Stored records
Start of Block

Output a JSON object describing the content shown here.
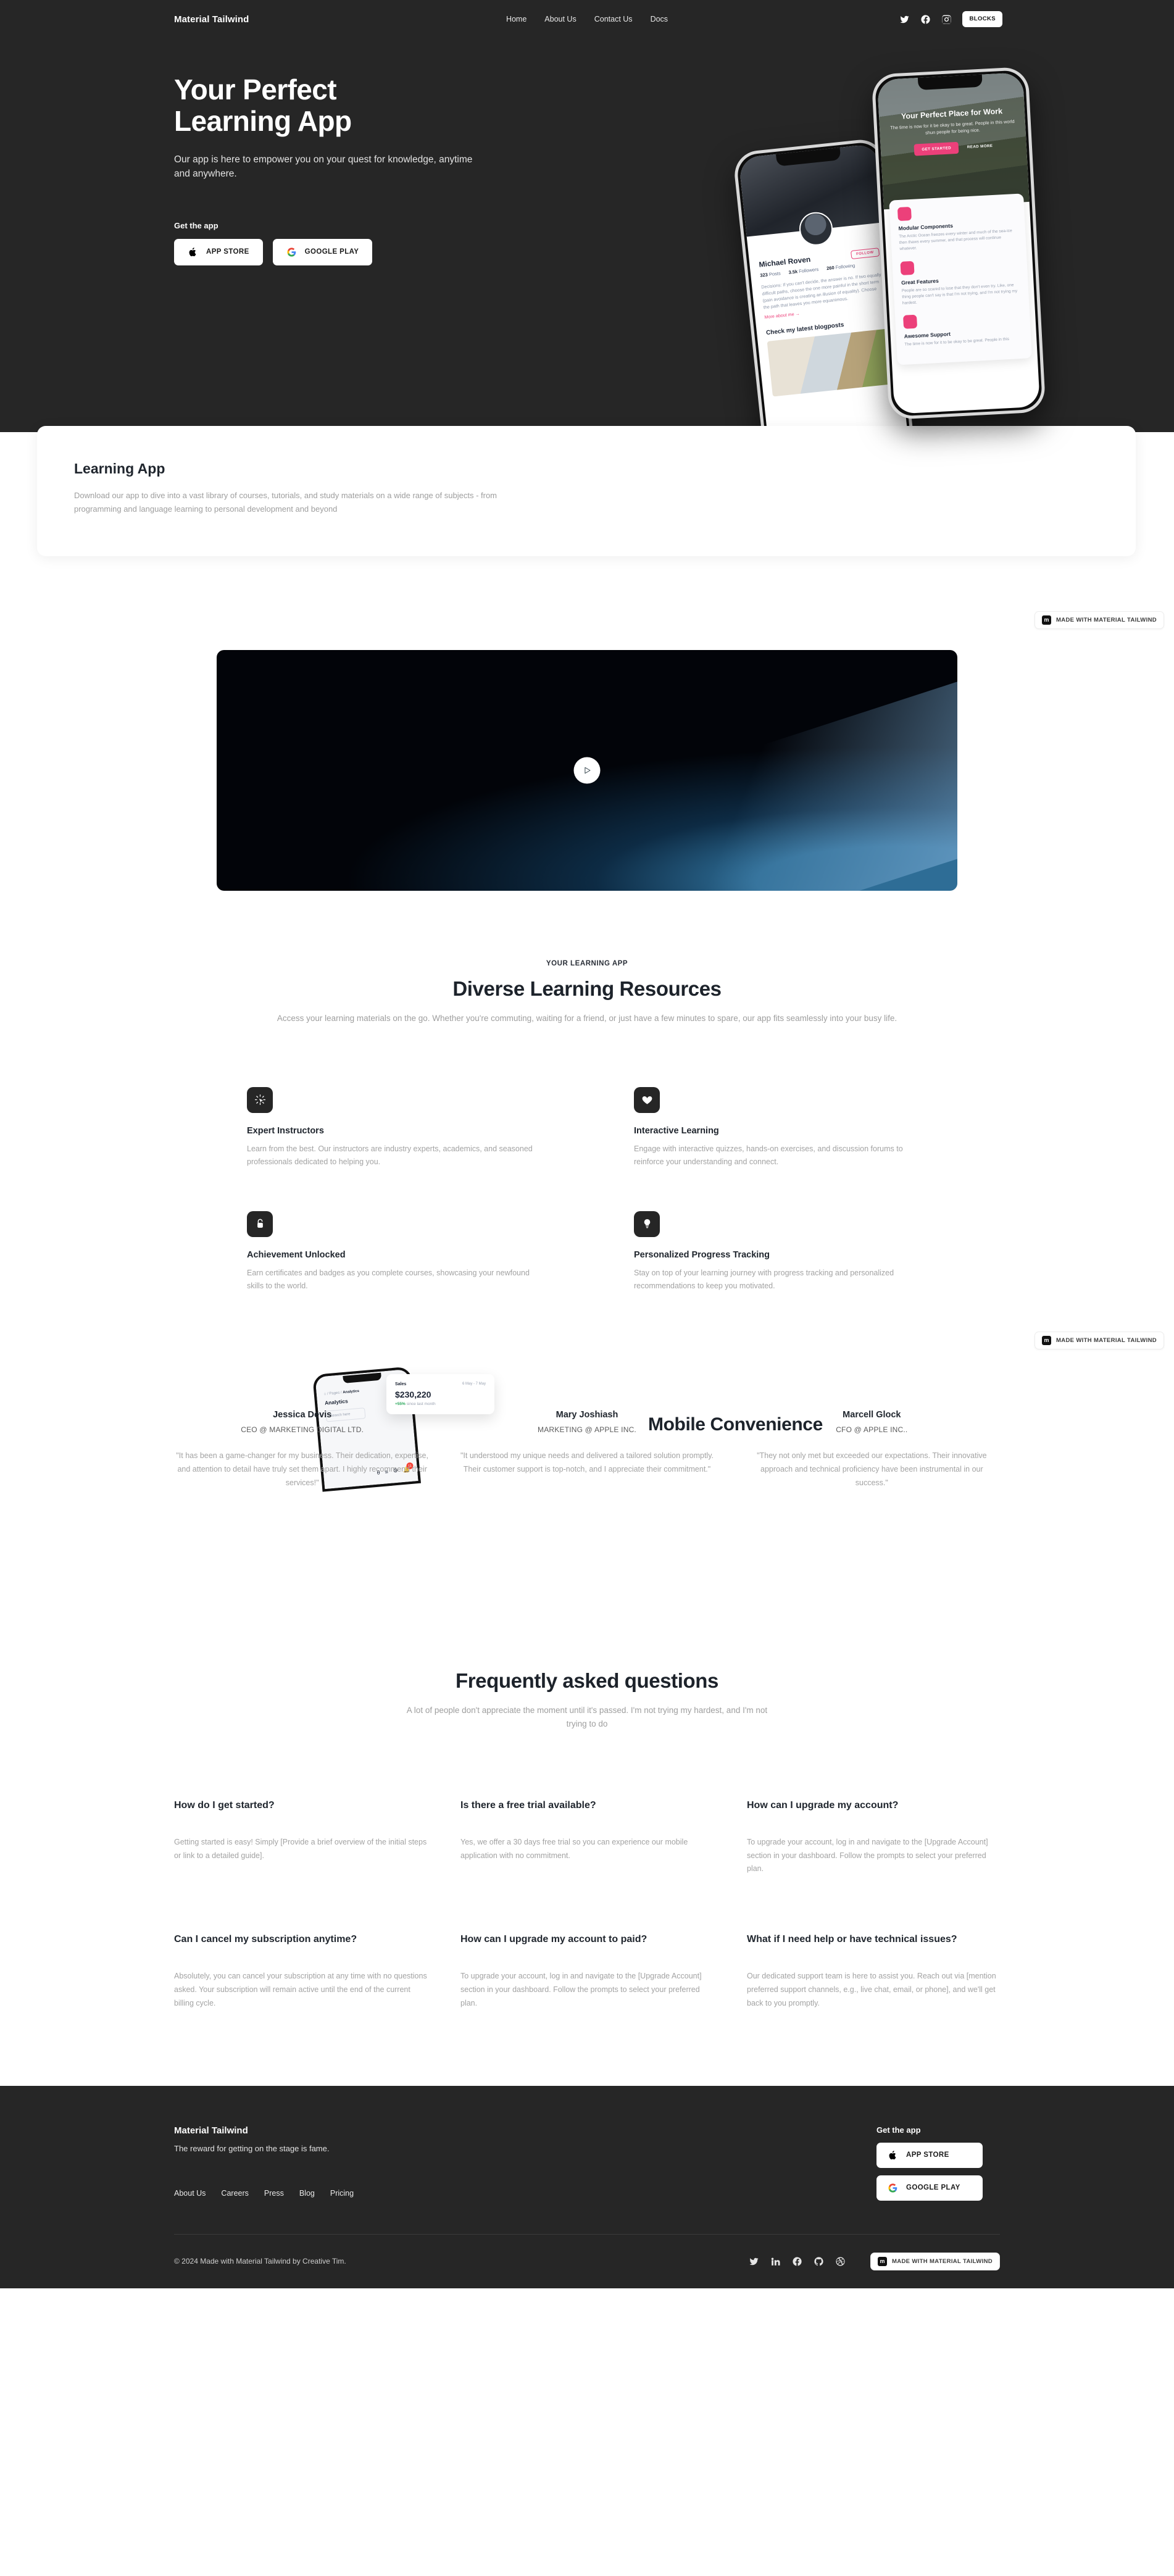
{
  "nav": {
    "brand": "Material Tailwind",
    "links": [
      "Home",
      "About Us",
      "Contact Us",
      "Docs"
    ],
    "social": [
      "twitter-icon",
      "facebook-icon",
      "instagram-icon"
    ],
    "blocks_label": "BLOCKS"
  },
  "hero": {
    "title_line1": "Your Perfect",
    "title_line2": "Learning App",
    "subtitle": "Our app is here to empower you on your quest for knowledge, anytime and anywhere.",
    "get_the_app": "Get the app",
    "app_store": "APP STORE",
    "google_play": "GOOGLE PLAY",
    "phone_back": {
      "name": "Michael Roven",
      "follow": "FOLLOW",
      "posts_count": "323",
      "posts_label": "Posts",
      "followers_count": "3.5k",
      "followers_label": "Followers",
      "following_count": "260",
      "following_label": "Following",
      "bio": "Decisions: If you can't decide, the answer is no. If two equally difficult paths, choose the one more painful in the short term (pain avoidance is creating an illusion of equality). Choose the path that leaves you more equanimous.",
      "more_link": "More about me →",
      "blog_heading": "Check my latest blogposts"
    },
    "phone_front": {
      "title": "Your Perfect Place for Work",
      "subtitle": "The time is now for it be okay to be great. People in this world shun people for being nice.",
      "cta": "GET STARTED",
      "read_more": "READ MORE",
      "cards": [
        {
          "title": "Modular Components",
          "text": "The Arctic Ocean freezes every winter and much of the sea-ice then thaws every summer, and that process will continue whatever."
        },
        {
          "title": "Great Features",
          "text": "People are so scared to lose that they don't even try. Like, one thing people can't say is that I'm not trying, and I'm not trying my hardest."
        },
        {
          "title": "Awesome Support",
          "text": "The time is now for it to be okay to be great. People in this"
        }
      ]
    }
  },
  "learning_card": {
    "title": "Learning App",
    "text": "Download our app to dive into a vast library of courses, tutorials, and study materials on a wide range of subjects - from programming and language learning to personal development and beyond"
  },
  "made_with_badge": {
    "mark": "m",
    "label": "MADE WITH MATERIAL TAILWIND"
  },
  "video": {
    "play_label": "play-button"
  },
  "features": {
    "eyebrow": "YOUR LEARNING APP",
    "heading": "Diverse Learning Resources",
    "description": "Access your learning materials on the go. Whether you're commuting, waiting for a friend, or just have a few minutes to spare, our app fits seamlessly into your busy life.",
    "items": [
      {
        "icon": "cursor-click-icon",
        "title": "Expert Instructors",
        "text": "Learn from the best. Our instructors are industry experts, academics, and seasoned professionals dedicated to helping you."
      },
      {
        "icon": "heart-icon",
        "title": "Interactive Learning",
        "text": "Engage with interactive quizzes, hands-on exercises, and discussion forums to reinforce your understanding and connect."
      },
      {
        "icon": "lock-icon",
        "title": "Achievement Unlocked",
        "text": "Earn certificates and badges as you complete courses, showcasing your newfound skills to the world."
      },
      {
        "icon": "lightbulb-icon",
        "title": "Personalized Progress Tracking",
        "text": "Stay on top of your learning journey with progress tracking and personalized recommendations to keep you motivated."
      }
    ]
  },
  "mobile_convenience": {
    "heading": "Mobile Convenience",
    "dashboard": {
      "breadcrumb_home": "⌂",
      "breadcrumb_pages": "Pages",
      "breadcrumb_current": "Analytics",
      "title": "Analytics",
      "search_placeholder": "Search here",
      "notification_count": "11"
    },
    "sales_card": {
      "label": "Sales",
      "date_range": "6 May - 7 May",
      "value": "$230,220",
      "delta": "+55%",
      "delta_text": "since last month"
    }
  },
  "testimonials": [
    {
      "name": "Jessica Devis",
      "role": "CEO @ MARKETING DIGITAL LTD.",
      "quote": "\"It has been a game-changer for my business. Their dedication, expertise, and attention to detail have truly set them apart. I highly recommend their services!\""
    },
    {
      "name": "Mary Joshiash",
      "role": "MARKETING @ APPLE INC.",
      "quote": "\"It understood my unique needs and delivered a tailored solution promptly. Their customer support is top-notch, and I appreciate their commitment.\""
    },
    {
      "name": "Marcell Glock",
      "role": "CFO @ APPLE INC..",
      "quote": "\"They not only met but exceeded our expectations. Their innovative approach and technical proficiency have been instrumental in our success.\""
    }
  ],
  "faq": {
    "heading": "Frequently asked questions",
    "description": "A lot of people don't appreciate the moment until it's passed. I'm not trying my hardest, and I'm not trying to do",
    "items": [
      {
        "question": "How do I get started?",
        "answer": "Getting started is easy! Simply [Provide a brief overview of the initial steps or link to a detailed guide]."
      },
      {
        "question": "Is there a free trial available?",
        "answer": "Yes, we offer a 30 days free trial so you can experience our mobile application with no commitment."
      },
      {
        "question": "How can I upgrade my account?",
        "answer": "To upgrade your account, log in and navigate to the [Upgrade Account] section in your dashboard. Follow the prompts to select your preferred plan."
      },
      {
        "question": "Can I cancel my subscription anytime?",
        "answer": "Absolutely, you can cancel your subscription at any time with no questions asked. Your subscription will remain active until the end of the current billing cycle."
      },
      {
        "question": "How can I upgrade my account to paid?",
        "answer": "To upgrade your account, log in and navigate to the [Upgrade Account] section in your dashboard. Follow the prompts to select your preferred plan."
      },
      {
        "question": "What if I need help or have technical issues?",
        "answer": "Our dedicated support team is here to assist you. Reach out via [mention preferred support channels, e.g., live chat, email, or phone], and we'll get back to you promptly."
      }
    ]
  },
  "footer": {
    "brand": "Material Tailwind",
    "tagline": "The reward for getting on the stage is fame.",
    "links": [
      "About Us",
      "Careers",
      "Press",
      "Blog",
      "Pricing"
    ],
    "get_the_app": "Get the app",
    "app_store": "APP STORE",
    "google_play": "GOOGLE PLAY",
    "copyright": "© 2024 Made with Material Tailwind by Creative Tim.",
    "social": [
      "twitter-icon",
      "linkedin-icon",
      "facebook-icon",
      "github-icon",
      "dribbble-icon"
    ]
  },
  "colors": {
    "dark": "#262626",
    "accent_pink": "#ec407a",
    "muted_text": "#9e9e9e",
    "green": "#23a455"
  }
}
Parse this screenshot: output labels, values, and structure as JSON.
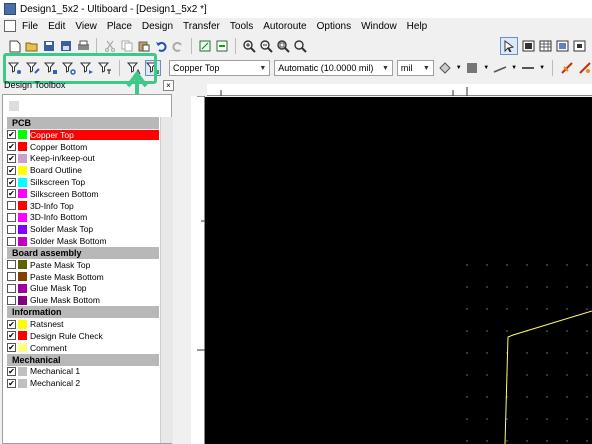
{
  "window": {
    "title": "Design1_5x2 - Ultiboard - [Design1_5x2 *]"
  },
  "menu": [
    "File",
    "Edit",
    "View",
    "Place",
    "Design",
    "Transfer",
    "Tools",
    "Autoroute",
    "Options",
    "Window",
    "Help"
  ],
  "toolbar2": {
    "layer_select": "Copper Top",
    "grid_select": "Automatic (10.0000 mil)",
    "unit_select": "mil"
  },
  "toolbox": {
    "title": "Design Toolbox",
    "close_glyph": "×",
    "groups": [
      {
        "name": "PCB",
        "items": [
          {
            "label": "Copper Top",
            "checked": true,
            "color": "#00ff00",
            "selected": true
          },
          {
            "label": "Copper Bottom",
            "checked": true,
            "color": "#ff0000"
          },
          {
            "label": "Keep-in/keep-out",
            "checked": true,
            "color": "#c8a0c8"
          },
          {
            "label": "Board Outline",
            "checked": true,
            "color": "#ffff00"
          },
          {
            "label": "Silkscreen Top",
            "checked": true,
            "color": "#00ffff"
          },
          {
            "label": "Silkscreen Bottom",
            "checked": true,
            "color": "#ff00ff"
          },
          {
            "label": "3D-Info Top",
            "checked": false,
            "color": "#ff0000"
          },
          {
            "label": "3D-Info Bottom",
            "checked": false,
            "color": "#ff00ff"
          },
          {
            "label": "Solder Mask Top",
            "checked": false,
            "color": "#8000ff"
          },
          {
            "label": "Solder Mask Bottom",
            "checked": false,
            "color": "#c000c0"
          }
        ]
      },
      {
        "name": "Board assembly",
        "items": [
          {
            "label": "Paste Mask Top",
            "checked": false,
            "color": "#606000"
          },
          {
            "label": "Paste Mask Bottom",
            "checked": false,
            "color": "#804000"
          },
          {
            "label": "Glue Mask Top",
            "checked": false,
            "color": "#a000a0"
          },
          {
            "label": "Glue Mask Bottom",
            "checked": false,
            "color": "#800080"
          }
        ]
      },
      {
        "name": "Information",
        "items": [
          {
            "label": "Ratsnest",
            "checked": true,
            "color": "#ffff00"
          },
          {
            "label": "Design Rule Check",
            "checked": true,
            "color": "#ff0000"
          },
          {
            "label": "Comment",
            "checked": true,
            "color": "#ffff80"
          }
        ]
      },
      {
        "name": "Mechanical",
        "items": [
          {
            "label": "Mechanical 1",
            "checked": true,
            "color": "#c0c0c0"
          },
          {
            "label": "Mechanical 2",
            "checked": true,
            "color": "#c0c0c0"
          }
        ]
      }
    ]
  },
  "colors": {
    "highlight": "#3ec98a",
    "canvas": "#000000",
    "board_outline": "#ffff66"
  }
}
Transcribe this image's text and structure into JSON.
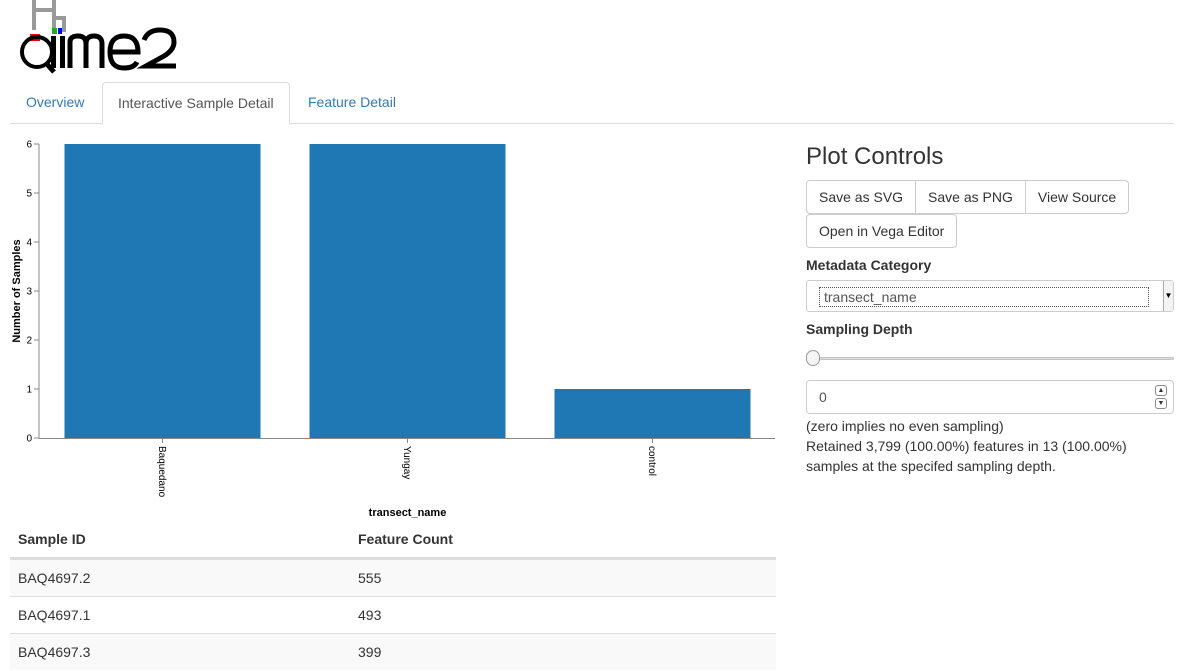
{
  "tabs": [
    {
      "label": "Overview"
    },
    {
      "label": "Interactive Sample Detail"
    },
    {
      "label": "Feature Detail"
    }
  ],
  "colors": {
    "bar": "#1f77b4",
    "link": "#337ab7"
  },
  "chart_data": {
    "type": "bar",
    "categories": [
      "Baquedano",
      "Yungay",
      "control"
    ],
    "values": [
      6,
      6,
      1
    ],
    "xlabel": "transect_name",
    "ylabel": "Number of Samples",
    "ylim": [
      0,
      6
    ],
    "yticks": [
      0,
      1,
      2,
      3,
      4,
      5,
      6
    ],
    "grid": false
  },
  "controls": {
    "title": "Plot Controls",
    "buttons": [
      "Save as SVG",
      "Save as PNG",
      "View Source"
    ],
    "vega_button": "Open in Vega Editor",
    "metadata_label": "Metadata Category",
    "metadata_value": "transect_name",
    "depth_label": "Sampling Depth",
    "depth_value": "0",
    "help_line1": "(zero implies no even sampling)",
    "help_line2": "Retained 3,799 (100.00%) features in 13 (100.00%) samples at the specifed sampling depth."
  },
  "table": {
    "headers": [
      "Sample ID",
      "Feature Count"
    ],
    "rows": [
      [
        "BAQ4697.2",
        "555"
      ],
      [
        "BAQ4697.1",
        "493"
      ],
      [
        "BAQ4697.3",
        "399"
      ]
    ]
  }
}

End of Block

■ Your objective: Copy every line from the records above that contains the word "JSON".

■ Response box:
Output a JSON object describing the content shown here.
Parse this screenshot: output labels, values, and structure as JSON.
Transcribe this image's text and structure into JSON.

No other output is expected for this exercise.